• _Your instructions_:
All lines in the material containing the word "签到开关" need to be copied.

┌──

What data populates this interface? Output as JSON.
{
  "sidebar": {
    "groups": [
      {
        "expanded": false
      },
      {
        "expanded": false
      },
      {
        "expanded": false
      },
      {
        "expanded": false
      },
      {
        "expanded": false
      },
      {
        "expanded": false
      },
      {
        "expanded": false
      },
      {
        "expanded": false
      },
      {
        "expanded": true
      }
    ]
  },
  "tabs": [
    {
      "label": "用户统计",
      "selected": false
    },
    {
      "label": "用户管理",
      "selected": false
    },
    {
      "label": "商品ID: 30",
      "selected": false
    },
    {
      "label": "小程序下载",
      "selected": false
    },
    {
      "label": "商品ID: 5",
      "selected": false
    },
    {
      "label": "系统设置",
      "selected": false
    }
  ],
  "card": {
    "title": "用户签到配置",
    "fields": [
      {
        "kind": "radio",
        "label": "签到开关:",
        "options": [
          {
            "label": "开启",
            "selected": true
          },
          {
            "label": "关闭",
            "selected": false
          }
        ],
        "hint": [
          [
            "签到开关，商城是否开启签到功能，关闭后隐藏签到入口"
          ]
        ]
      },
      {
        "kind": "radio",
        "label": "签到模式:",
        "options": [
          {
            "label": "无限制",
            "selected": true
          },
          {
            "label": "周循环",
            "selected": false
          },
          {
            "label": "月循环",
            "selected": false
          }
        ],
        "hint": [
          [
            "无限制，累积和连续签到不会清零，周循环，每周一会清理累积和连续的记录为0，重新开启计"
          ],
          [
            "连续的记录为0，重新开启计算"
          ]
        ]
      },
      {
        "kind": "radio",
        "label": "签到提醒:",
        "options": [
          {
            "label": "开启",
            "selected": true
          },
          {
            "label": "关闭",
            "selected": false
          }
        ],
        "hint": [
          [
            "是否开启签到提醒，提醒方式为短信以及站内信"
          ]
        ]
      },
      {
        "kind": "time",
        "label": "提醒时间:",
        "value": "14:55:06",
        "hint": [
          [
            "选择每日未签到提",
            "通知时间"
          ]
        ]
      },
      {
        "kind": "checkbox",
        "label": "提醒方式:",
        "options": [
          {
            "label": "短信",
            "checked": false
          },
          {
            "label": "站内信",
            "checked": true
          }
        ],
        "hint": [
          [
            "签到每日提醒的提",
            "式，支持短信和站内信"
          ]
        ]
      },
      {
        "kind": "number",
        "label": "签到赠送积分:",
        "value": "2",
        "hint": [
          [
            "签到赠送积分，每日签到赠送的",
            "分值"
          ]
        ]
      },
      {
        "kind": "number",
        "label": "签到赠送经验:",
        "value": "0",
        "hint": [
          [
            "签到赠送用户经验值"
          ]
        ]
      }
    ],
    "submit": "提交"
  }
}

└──

• _Answer to this problem_:
        "label": "签到开关:",
            "签到开关，商城是否开启签到功能，关闭后隐藏签到入口"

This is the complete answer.